Stored data entries

+++

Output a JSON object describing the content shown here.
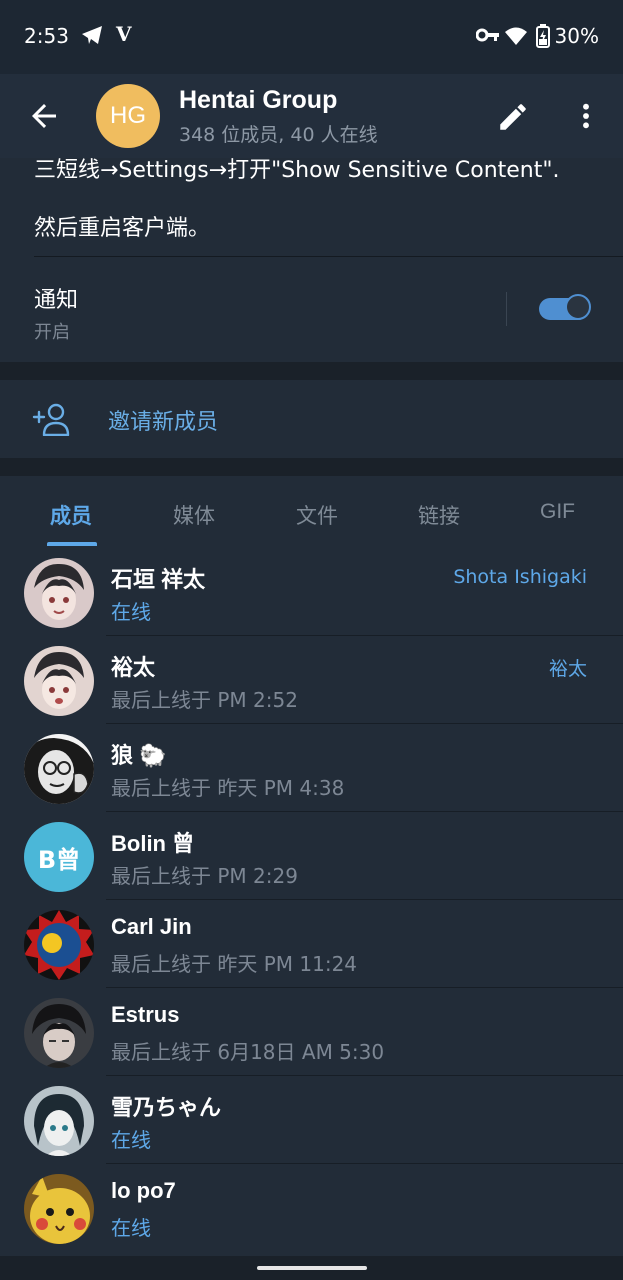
{
  "status_bar": {
    "time": "2:53",
    "battery": "30%",
    "app_icon_letter": "V"
  },
  "header": {
    "avatar_initials": "HG",
    "title": "Hentai Group",
    "subtitle": "348 位成员, 40 人在线"
  },
  "info": {
    "line1": "三短线→Settings→打开\"Show Sensitive Content\".",
    "line2": "然后重启客户端。",
    "notifications_label": "通知",
    "notifications_value": "开启",
    "notifications_on": true
  },
  "invite": {
    "label": "邀请新成员"
  },
  "tabs": [
    {
      "label": "成员",
      "active": true
    },
    {
      "label": "媒体"
    },
    {
      "label": "文件"
    },
    {
      "label": "链接"
    },
    {
      "label": "GIF"
    }
  ],
  "members": [
    {
      "name": "石垣 祥太",
      "status": "在线",
      "online": true,
      "role": "Shota Ishigaki"
    },
    {
      "name": "裕太",
      "status": "最后上线于 PM 2:52",
      "online": false,
      "role": "裕太"
    },
    {
      "name": "狼 🐑",
      "status": "最后上线于 昨天 PM 4:38",
      "online": false
    },
    {
      "name": "Bolin 曾",
      "status": "最后上线于 PM 2:29",
      "online": false,
      "avatar_initials": "B曾"
    },
    {
      "name": "Carl Jin",
      "status": "最后上线于 昨天 PM 11:24",
      "online": false
    },
    {
      "name": "Estrus",
      "status": "最后上线于 6月18日 AM 5:30",
      "online": false
    },
    {
      "name": "雪乃ちゃん",
      "status": "在线",
      "online": true
    },
    {
      "name": "lo po7",
      "status": "在线",
      "online": true
    }
  ],
  "colors": {
    "accent": "#5ea8e8",
    "group_avatar": "#f0bd5f",
    "bolin_avatar": "#4bb7d8"
  }
}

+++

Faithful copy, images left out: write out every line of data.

Output a JSON object describing the content shown here.
{
  "status_bar": {
    "time": "2:53",
    "battery": "30%",
    "app_icon_letter": "V"
  },
  "header": {
    "avatar_initials": "HG",
    "title": "Hentai Group",
    "subtitle": "348 位成员, 40 人在线"
  },
  "info": {
    "line1": "三短线→Settings→打开\"Show Sensitive Content\".",
    "line2": "然后重启客户端。",
    "notifications_label": "通知",
    "notifications_value": "开启",
    "notifications_on": true
  },
  "invite": {
    "label": "邀请新成员"
  },
  "tabs": [
    {
      "label": "成员",
      "active": true
    },
    {
      "label": "媒体"
    },
    {
      "label": "文件"
    },
    {
      "label": "链接"
    },
    {
      "label": "GIF"
    }
  ],
  "members": [
    {
      "name": "石垣 祥太",
      "status": "在线",
      "online": true,
      "role": "Shota Ishigaki"
    },
    {
      "name": "裕太",
      "status": "最后上线于 PM 2:52",
      "online": false,
      "role": "裕太"
    },
    {
      "name": "狼 🐑",
      "status": "最后上线于 昨天 PM 4:38",
      "online": false
    },
    {
      "name": "Bolin 曾",
      "status": "最后上线于 PM 2:29",
      "online": false,
      "avatar_initials": "B曾"
    },
    {
      "name": "Carl Jin",
      "status": "最后上线于 昨天 PM 11:24",
      "online": false
    },
    {
      "name": "Estrus",
      "status": "最后上线于 6月18日 AM 5:30",
      "online": false
    },
    {
      "name": "雪乃ちゃん",
      "status": "在线",
      "online": true
    },
    {
      "name": "lo po7",
      "status": "在线",
      "online": true
    }
  ],
  "colors": {
    "accent": "#5ea8e8",
    "group_avatar": "#f0bd5f",
    "bolin_avatar": "#4bb7d8"
  }
}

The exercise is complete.